“Give a girl the right shoes and she can conquer the world’” – Marilyn Monroe

Posted by Heather Doggett on 26 April 2019

The only ‘right’ shoes this month are a pair of well-fitting walking shoes that provide both cushioning and arch support because May is National Walking Month. 

As the owner of Daisy, the slightly chubby black Labrador, I do get to walk daily and on average I probably walk 3 miles per day – but really, how good is walking?

It is recommended that adults achieve at least 150 minutes of physical activity (of moderate intensity) per week – currently 26% of UK adults have less that 30 minutes of physical activity per week.  Walking is simple and free.  It is a low-impact form of exercise that provides a productive workout when performed at a pace of 3 to 4 mph – a brisk pace rather than a stroll.  You should be able to talk, but not sing the words to a song.  You could also try using the free Active 10 app on your smartphone.  This tells you when you’re walking fast enough and suggests ways to fit in some more brisk walking.

Not only does walking activate the circulatory and cardiovascular system, it will help to strengthen your quadriceps, hamstrings, glutes, calves and core.  It can help build stamina and, of course, burn calories.

There’s a whole range of health benefits to walking. For example, it can reduce your risk of cardiovascular diseases such as high blood pressure and stroke, high cholesterol, diabetes and coronary heart disease.  Studies have suggested it can also support mental health by improving mood, reducing stress and provide mental and emotional satisfaction.  Scientists think that exercise causes the release of particular hormones (chemicals produced naturally by your body) called endorphins. These may create a ‘natural high’, bringing about changes in the body that make you feel better and happier.

The easiest way to walk more is to make walking a habit. Think of ways to include walking in your daily routine, for example:

  • walking part of your journey to work
  • walking to the shops
  • using the stairs instead of the lift
  • leaving the car behind for short journeys
  • walking the kids to school
  • doing a regular walk with a friend
  • going for a stroll with family or friends after dinner

Living Streets is the UK charity for everyday walking – the charity is 90 years old this year and in their formative years their campaigning led to the UK’s first zebra crossing and the introduction of speed limits.  Their mission is to achieve a better walking environment and inspire people to walk more.  This is why they are running ‘walking works’ a programme to embed the culture of walking to work and whilst at work into workplaces and ‘walk to school’, a campaign aimed at reversing the decline in the number of children walking to school, from 70% a generation ago to now less than half. Studies have shown that children who walk to school do better in class because they arrive refreshed, fit and ready to learn.
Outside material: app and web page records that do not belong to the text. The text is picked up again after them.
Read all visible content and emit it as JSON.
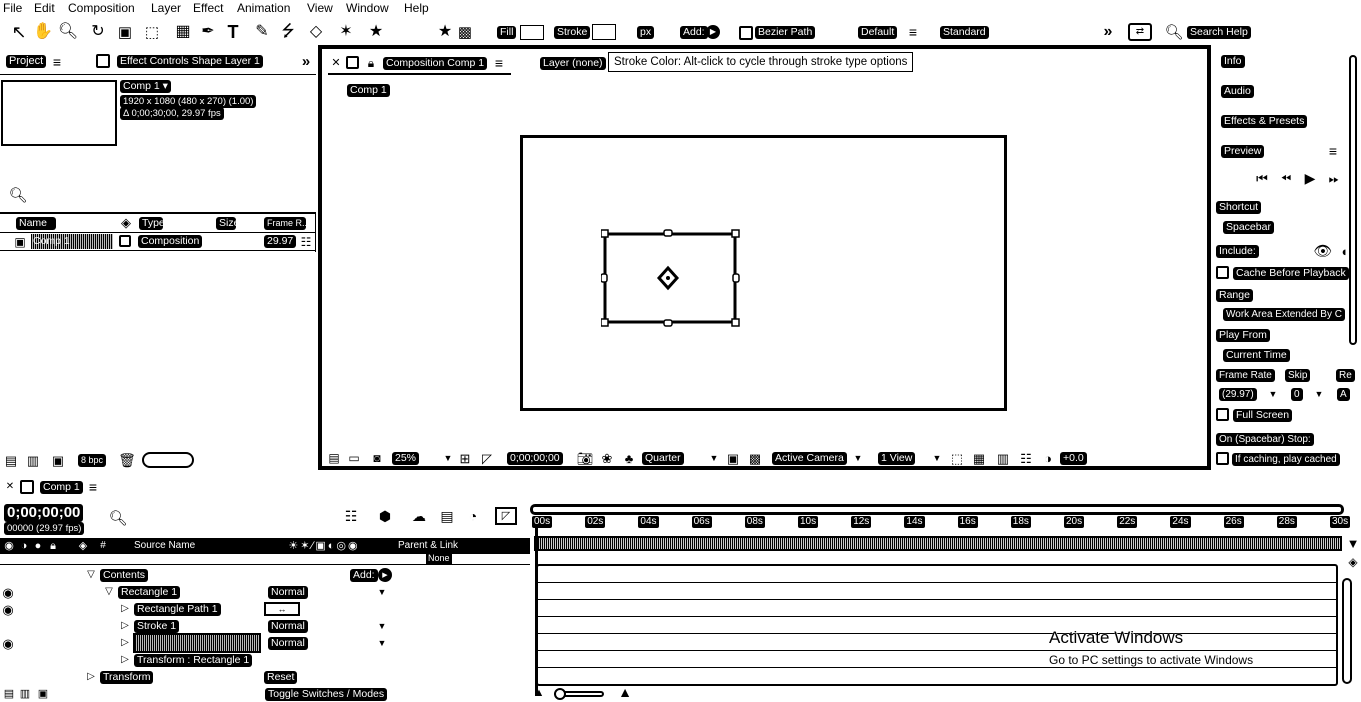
{
  "menu": [
    "File",
    "Edit",
    "Composition",
    "Layer",
    "Effect",
    "Animation",
    "View",
    "Window",
    "Help"
  ],
  "toolbar": {
    "fill_label": "Fill",
    "stroke_label": "Stroke",
    "px_label": "px",
    "add_label": "Add:",
    "bezier_label": "Bezier Path",
    "workspace_default": "Default",
    "workspace_standard": "Standard",
    "search_help": "Search Help"
  },
  "project_panel": {
    "tab_project": "Project",
    "tab_effect_controls": "Effect Controls Shape Layer 1",
    "comp_name": "Comp 1 ▾",
    "comp_size": "1920 x 1080  (480 x 270) (1.00)",
    "comp_duration": "Δ 0;00;30;00, 29.97 fps",
    "columns": [
      "Name",
      "Type",
      "Size",
      "Frame R..."
    ],
    "row": {
      "name": "Comp 1",
      "type": "Composition",
      "fps": "29.97"
    },
    "bpc": "8 bpc"
  },
  "composition_panel": {
    "tab_label": "Composition Comp 1",
    "layer_label": "Layer (none)",
    "tooltip": "Stroke Color: Alt-click to cycle through stroke type options",
    "breadcrumb": "Comp 1",
    "zoom": "25%",
    "timecode": "0;00;00;00",
    "resolution": "Quarter",
    "camera": "Active Camera",
    "views": "1 View",
    "exposure": "+0.0"
  },
  "right_panel": {
    "items": [
      "Info",
      "Audio",
      "Effects & Presets",
      "Preview"
    ],
    "shortcut_label": "Shortcut",
    "shortcut_value": "Spacebar",
    "include_label": "Include:",
    "cache_label": "Cache Before Playback",
    "range_label": "Range",
    "range_value": "Work Area Extended By C",
    "play_from_label": "Play From",
    "play_from_value": "Current Time",
    "frame_rate_label": "Frame Rate",
    "skip_label": "Skip",
    "res_label": "Re",
    "frame_rate_value": "(29.97)",
    "skip_value": "0",
    "res_value": "A",
    "full_screen": "Full Screen",
    "on_stop_label": "On (Spacebar) Stop:",
    "on_stop_value": "If caching, play cached"
  },
  "timeline": {
    "tab_label": "Comp 1",
    "current_time": "0;00;00;00",
    "frame_info": "00000 (29.97 fps)",
    "col_source_name": "Source Name",
    "col_parent": "Parent & Link",
    "col_none": "None",
    "ruler": [
      "00s",
      "02s",
      "04s",
      "06s",
      "08s",
      "10s",
      "12s",
      "14s",
      "16s",
      "18s",
      "20s",
      "22s",
      "24s",
      "26s",
      "28s",
      "30s"
    ],
    "layers": [
      {
        "name": "Contents",
        "mode": "",
        "extra": "Add:"
      },
      {
        "name": "Rectangle 1",
        "mode": "Normal"
      },
      {
        "name": "Rectangle Path 1",
        "mode": ""
      },
      {
        "name": "Stroke 1",
        "mode": "Normal"
      },
      {
        "name": "",
        "mode": "Normal"
      },
      {
        "name": "Transform : Rectangle 1",
        "mode": ""
      },
      {
        "name": "Transform",
        "mode": "Reset"
      }
    ],
    "toggle_label": "Toggle Switches / Modes"
  },
  "watermark": {
    "title": "Activate Windows",
    "subtitle": "Go to PC settings to activate Windows"
  }
}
If the social element of walking appeals then look no further than the Ramblers – they organise group walks for health, leisure and as a means of getting around for people of all ages, backgrounds and levels of fitness. Their website has details of many locally organised walks in towns and cities, as well as the countryside.

As for Daisy and I, we will definitely continue our daily walks and hopefully we will see more of you walking as the summer months approach – stop and say hello, but make sure you have a treat with you for my girl!

Alison Lambert, Lead OH Advisor